Nanoscience, Materials and Chemical Engineering
Development of a microfluidic device for microplastic concentration measurements in water.
Microparticles are present all around and inside us being invisible to the human eye, with a typical example being suspended microparticles in the sea (microplastics), or bodily fluids (blood, saliva, urine, etc.). Although invisible, they still contain information that can give an indication of water toxicity , or even act as biomarkers for specific diseases , such as HIV  or cancer.
As an example, plastic -based products, including microplastics in water, represent around the 80% of the marine debris. However, the sampling and analytical techniques for the identification and quantification of such microplastics in water, sediments and biological tissues samples are difficult to apply as routine análisis, basically due to the high time consuming, low robustness and high cost. Therefore, the search for a miniaturized functional device capable of identifying and quantifying in real time microplastics in liquid samples is clearly needed.
In the present project, the design, fabrication and characterization of a functional microfluidic device with optical detection is aimed for flow cytometry applications. The advances of the present project with respect the state-of-the-art are related to the miniaturization, in-situ analysis and low cost with respect other under study approaches.
Because a microfluidic system can facilitate the task of microparticles detection in a fluid, we pretend i) the computational design of the microfluidic device, ii) the fabrication of different operational units at the microscale to control the physical behaviour of particles in a channel, e.g. mixture, separation, concentration and focusing on a colloidal system, and iii) the optical detection of the microparticles by means of an optical system, wich might include transmission, luminescence and/or Raman spectroscopy.

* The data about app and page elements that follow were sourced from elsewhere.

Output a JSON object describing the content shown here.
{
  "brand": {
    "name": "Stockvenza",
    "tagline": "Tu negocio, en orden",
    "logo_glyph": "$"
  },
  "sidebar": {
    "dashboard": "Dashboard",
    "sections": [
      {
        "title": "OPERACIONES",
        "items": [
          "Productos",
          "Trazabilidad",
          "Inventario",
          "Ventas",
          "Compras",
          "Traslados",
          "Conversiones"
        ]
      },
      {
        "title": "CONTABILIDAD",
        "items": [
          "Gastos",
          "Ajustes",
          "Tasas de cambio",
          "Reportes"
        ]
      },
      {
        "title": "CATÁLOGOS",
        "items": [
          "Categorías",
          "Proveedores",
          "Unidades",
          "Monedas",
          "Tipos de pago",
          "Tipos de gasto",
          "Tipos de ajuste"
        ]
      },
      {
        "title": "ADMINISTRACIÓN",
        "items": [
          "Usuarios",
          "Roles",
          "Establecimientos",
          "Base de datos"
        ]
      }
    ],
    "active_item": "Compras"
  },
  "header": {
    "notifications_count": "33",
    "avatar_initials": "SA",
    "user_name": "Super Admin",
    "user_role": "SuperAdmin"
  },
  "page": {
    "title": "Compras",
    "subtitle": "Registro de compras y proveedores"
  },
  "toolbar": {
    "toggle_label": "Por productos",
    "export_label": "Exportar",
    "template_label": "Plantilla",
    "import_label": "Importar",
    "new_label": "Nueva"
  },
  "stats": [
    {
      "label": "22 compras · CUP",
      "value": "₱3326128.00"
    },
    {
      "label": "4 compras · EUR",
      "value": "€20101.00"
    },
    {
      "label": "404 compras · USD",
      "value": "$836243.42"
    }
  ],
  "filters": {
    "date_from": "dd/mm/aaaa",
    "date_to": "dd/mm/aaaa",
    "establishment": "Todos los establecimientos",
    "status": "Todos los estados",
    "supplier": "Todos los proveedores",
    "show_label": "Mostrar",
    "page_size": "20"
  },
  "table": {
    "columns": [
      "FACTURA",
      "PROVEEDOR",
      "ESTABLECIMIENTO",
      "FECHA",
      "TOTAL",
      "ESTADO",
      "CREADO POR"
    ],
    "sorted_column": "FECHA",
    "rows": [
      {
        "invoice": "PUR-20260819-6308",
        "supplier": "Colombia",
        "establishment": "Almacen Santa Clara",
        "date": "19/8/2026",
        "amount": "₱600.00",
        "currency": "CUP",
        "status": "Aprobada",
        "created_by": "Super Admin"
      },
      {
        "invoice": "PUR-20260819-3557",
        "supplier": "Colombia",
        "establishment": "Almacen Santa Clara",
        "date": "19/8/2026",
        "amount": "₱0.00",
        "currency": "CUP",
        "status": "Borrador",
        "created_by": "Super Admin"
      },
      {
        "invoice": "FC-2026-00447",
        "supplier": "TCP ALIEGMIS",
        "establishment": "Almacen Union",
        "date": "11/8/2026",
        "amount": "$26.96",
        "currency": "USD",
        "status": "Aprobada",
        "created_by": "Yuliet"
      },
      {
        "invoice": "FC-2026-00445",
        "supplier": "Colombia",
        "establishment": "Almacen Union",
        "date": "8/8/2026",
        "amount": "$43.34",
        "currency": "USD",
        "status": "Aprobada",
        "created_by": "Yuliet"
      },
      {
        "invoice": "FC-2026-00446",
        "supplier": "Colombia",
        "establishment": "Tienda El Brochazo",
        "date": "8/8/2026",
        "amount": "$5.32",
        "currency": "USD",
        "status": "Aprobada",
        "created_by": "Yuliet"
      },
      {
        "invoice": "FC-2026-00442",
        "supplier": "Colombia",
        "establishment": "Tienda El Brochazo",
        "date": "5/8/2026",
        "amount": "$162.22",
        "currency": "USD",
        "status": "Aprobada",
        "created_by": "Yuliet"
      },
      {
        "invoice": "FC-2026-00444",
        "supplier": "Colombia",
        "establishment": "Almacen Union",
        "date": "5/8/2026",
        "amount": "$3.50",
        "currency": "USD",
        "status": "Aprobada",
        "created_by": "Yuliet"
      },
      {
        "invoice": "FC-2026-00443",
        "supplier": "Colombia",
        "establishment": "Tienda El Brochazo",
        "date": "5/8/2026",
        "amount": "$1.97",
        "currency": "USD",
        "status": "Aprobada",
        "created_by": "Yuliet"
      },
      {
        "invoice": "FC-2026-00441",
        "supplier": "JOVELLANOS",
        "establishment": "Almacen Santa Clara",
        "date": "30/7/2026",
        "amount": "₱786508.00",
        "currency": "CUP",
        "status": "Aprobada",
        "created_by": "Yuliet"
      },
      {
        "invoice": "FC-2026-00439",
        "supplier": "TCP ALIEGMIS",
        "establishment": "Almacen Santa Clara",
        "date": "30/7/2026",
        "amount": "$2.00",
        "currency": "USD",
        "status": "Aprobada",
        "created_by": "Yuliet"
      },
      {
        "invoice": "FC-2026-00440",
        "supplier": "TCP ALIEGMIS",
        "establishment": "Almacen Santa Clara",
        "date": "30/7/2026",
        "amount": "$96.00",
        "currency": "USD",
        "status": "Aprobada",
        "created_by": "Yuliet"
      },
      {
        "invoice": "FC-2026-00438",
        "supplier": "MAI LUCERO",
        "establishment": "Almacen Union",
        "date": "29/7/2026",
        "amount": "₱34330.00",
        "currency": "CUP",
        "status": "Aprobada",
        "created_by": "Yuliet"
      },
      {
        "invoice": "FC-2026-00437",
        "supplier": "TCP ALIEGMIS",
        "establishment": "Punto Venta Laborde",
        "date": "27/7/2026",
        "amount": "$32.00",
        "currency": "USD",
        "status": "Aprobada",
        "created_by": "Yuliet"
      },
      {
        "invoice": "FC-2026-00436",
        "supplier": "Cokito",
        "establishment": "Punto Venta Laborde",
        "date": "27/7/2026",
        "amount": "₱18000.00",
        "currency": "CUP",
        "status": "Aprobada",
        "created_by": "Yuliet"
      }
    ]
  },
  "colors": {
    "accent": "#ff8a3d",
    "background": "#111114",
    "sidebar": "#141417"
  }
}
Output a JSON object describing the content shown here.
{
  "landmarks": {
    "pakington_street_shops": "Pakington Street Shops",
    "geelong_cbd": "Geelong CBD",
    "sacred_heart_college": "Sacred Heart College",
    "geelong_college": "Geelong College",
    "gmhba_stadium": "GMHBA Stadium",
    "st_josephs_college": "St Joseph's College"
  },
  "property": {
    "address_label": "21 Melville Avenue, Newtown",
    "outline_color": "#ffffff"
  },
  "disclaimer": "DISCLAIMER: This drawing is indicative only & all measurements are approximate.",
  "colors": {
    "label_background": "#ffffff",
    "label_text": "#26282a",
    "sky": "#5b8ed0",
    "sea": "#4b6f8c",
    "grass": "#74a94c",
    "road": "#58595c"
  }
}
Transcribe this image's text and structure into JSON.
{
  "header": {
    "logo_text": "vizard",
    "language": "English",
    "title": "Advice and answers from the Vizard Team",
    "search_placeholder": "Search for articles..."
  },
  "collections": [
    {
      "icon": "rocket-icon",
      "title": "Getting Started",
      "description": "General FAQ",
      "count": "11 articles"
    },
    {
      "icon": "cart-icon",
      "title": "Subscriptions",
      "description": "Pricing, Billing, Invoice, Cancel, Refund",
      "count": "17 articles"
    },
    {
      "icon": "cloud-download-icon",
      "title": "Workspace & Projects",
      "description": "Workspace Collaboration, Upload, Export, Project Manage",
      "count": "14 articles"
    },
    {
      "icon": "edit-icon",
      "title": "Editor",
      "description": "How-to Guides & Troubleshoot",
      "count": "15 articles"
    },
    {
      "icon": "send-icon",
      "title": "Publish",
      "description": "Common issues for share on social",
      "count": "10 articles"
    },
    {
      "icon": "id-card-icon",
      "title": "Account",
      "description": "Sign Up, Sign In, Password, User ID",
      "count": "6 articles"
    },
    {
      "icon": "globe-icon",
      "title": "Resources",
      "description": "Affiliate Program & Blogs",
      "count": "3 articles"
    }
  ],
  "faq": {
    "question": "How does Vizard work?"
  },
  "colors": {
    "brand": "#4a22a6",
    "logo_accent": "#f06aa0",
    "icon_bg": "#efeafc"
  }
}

 F. Wang, C. S. Wong, D. Chen, X. Lu, F. Wang, and E. Y. Zeng, “Interaction of toxic chemicals with microplastics: A critical review,” Water Research, vol. 139. Elsevier Ltd, pp. 208–219, 01-Aug-2018.
 B. Nasseri, N. Soleimani, N. Rabiee, A. Kalbasi, M. Karimi, and M. R. Hamblin, “Point-of-care microfluidic devices for pathogen detection,” Biosensors and Bioelectronics, vol. 117. Elsevier Ltd, pp. 112–128, 15-Oct-2018.
 M. Kersaudy-Kerhoas, R. Dhariwal, and M. P. Y. Desmulliez, “Recent advances in microparticle continuous separation,” IET Nanobiotechnology, vol. 2, no. 1, pp. 1–13, 2008.
Ethics: This project does not involve ethical aspects.
Workplace location: Campus Sescelades, Tarragona
37.5 hours a week
15 March 2021
|This project has received funding from the European Union's Horizon 2020 research and innovation programme under the Marie Skłodowska-Curie grant agreement No. 945413|